Palacio de Dar-Al-Horra
Palace in Granada
The Palacio de Dar-Al-Horra or Palace of the Honest Woman is a palace situated in the Albaicín district of Granada. The 15th century palace was the residence of the sultana Aixa; who was the mother of the last Moorish sultan, Boabdil of Granada.
The History of Palacio de Dar-Al-Horra in under a minute!
The palace was originally built for a Ziri noble in the eleventh century. It is thought it could have formed part of the large palace of Zirid King Badis. in the 15th century a new palace was built upon the remains of the previous one by Sultan Muley Hassan. The Sultan Muley Hassan wanted to ease tension in his household so he removed his first wife Aixa from the Alhambra, to allow room for his new wife Isabel de Solis. Isabel was a former Christian slave, who had converted to Islam, chnged her name to Soraya or ‘the morning star’ and became the king’s favorite. This triggered jealousies and intrigues which eventually led to the fall of the king, following the rebellion of Boabdil, the son of Muley Hassan and Aixa.
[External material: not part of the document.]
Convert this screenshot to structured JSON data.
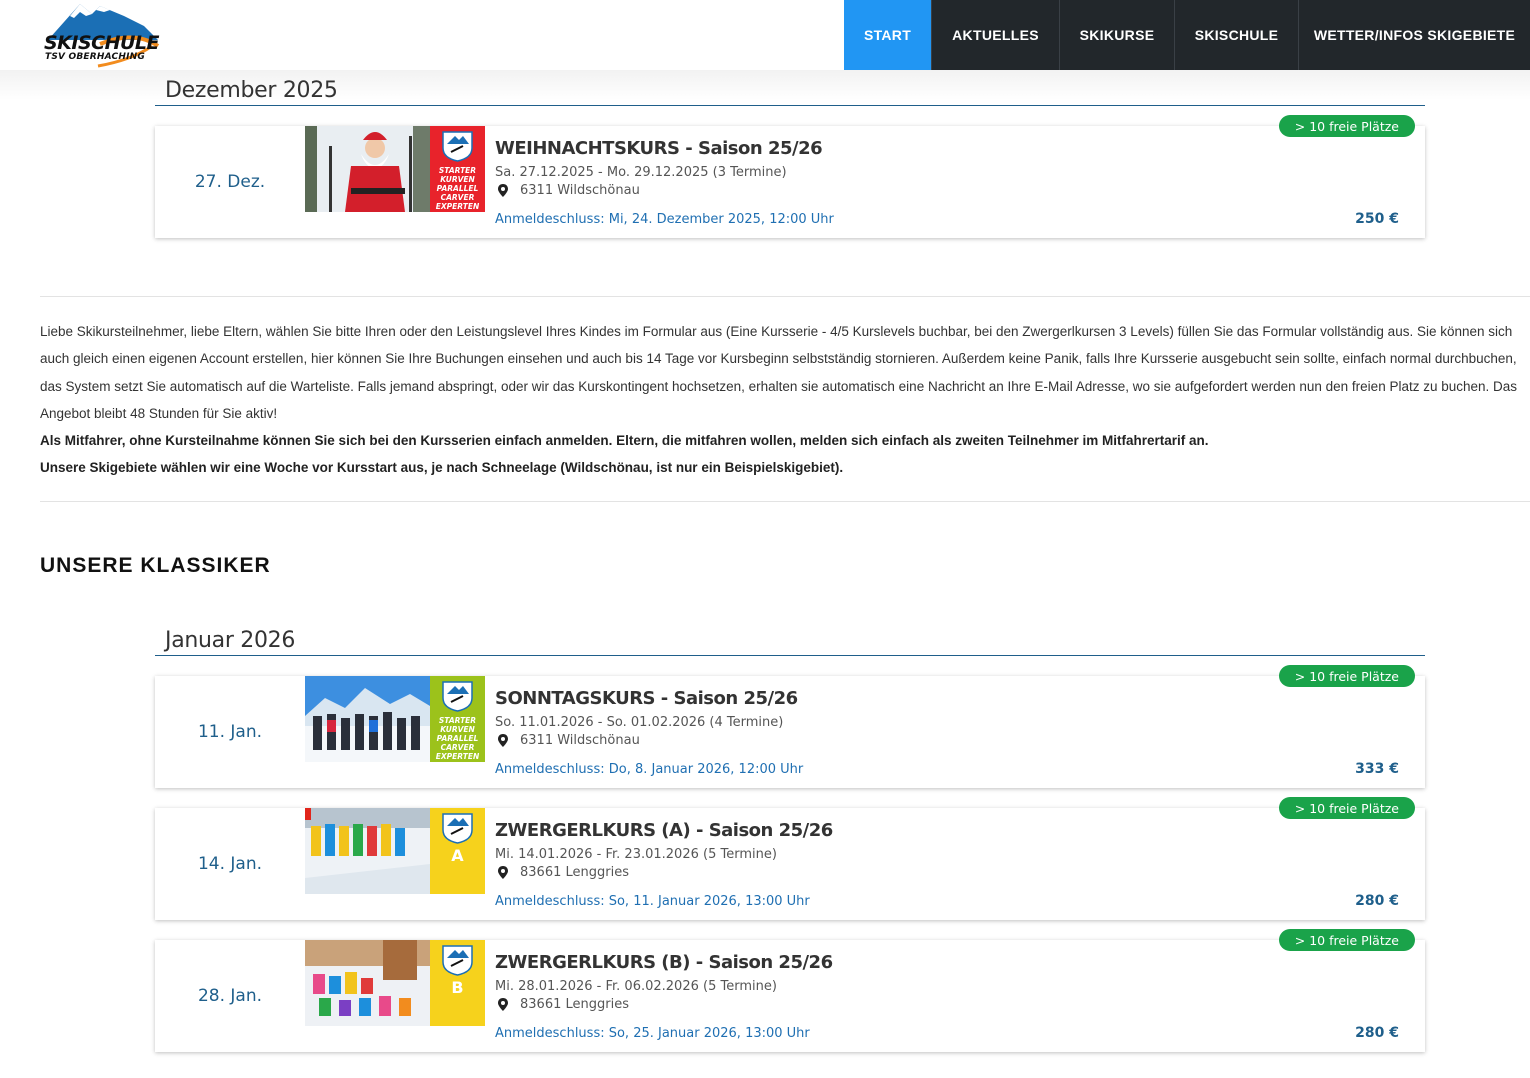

After the reconquest by the catholic Monarch in 1492, the palace was given to Don Hernando de Zafra.
In 1493 various agreements were signed in Dar al-Horra with the Mudejar nobility of Granada, convincing them go to Morocco with their deposed Emir.
Zafra tied to establish a convent of Dominican nuns in this building and adjacent buildings, although he did not succeed, it eventually being converted into a Franciscan convent by Queen Isabel, inhabited from 1507 to this day by nuns of the order of St Clare.
In the 20th century it was purchased by the state, thanks to the intervention of Torres Balbás who wanted to preserve the Nasrid monuments and restore the palace.
What is the Palacio de Dar-Al-Horra feel like?
It is one of the last Naziri buildings from the Moorish period. It’s surprisingly intimate, with rooms set around a central courtyard and fabulous views across the surrounding neighborhood and over to the Alhambra. The atmospheric inner garden with pool and the religious inscriptions carved in plaster work are notable characteristics of the palace. Due to being a cloistered monastery, it has maintained its former Islamic forms and part of its former Nasrid decoration intact.
After the Alhambra palace, the Palacio de Dar-Al-Horra is the most beautiful example in Granada of Moorish art with its beautiful architecture and decor. It is perhaps one of the less famous attractions in Granada, but certainly no less interesting.
What does the Palacio de Dar-Al-Horra look like?
Like in all Nasrid constructions, the whole building is arranged around a central patio and in the eastern and western sides there are different rooms, and there are porticos in the rest.
The northern portico has three horseshoe arches resting on columns and covered by a flat wood ceiling, decorated with geometrical figures. You can access a room through a horseshoe arch with a viewing point in the middle, and bedrooms on both sides, covered by alfarjes, and separated by arches. The ceilings are also made of flat wood. The viewing point have inscriptions carved into the plaster which enhance the private nature of the house with words and phrases of celebration such as “Blessing”, “Happiness”, “Health is perpetual” and “Joy continues”.
On the other side of the patio, there is a Christian chapel, with a beautiful wooden ceiling.
Its small garden is irrigated with water from the Aynadanar canal, from the large Aljibe del Rey cistern, located nearby, reaching it through the so-called Arch of the Nuns. The current public park, called Huerto de Carlos, was part of the convent garden until the nineteenth century expropriations.
Tours in and around the Palacio de Dar-Al-Horra
If you were wondering which tickets and tours are the best ones to explore the in and around the Palacio de Dar-Al-Horra? Check out these popular options:
Where does Palacio de Dar-Al-Horra get its name?
‘Dar Al-Horra’ means ‘Home of the Honest’ or the ‘House of the Honest Lady’. It was so-named for having been the official residence of Aixa la-Horra, wife of Muley Hacén and mother of the last Emir of Granada, Boabdil. In the days of the Zirí king Badis it was known as the Palacio del Gallo del Viento, due to a a odd looking weather vane of a cookeral with a horse’s head, mounted by a knight armed who was armed with lance and buckler. It is said that when the wind changes, the direction of the knight also changes, and points to the Christian enemy. This is according to the chronicles of Ibn Al-Jatib, and a story writeen by Washington Irving.
How do you get to the Palacio de Dar-Al-Horra?
The palace is located on the heights of the old Alcazaba, in the upper part of the Albaicín district and from its tower one has a magnificent view of the surroundings. It is discretely hidden in a narrow alleyway Callejón Ladrón del Agua.